    negotiated responses based on Accept-Encoding.  It is quite
    reasonable for the origin server to modify its negotiation
    algorithm based on the capabilities of the user agent, or even the
    fact that it was passed through a particular cache; I even
    described that in section 12.1.

I think it would be far simpler (and safer, because it's probably
impossible to enumerate the universe of User-Agent values) if the
server simply used my proposed 207 status code for "negotiated"
encodings.  I.e., if the server follows my rule #3, then it sets
207.  If the server is following rules #1 or #2, then there hasn't
really been a negotiation, and I suppose it makes sense to cache
the response.  Yes, in a world without any HTTP/1.0 proxy caches
one could rely on "Vary: Accept-encoding", but it's pointless to
expect all such caches to disappear any time soon.

By the way, Roy, when you write, re: my proposed 207 (Encoded Content)
status code,
	it breaks the distinction between the response status and
	the payload content, which would be extremely depressing
	for the future evolution of HTTP.
I really have no idea what you mean by this.  Perhaps you could
elaborate?

-Jeff
Received on Friday, 21 February 1997 18:47:24 EST

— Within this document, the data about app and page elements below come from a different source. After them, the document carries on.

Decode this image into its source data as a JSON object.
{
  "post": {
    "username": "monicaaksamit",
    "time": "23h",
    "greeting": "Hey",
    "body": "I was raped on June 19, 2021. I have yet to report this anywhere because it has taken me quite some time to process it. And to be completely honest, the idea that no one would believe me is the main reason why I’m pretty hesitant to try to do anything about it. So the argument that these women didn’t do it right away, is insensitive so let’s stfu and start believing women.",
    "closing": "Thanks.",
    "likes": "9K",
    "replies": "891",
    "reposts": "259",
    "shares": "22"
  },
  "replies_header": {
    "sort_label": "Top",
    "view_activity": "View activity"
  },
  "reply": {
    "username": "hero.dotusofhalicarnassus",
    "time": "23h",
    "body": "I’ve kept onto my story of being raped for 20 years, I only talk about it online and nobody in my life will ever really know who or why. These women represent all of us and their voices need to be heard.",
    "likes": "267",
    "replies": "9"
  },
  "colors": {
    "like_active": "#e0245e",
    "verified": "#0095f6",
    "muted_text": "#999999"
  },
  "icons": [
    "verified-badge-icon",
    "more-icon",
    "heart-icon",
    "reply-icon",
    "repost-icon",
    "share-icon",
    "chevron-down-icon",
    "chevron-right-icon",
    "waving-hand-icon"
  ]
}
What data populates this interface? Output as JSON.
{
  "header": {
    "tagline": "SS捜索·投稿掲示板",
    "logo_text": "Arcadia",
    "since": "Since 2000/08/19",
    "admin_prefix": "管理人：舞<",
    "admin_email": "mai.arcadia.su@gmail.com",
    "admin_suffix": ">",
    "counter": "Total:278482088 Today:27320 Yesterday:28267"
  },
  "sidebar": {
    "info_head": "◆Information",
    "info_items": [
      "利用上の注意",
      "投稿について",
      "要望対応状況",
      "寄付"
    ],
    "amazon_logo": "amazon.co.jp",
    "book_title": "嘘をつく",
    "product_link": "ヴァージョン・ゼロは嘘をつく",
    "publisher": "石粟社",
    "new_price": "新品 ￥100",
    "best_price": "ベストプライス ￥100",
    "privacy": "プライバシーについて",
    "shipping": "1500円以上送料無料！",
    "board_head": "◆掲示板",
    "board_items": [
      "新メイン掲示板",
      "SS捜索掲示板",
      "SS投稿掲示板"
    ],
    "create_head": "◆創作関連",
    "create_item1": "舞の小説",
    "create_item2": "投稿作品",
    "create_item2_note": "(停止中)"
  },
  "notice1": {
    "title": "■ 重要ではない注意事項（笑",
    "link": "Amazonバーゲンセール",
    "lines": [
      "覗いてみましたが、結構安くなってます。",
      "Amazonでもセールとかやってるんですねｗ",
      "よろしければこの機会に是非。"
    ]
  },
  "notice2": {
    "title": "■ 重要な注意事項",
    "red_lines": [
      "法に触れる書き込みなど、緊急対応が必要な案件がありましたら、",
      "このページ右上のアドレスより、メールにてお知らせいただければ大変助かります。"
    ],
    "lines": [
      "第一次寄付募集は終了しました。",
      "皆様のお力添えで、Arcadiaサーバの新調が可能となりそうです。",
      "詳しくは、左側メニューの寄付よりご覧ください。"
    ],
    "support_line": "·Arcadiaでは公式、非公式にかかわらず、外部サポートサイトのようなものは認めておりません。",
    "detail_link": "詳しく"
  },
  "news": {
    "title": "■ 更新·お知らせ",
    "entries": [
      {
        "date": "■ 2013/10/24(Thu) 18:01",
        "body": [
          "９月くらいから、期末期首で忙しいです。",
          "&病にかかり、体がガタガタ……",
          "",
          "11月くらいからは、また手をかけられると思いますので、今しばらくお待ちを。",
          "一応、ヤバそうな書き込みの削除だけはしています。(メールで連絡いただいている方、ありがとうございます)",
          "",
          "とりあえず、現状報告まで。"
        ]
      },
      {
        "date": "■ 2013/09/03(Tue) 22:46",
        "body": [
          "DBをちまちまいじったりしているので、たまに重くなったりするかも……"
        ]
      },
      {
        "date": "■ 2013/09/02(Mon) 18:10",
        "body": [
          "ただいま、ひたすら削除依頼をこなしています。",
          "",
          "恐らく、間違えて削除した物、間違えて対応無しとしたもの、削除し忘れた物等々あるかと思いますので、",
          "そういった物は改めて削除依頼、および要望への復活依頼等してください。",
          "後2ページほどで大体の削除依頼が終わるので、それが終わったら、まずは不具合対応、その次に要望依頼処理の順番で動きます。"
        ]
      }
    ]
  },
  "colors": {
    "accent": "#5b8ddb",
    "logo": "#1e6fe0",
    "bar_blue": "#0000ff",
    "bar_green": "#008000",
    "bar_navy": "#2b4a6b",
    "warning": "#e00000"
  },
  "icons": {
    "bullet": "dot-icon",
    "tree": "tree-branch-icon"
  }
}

This archive was generated by hypermail pre-2.1.9 : Wednesday, 24 September 2003 06:32:30 EDT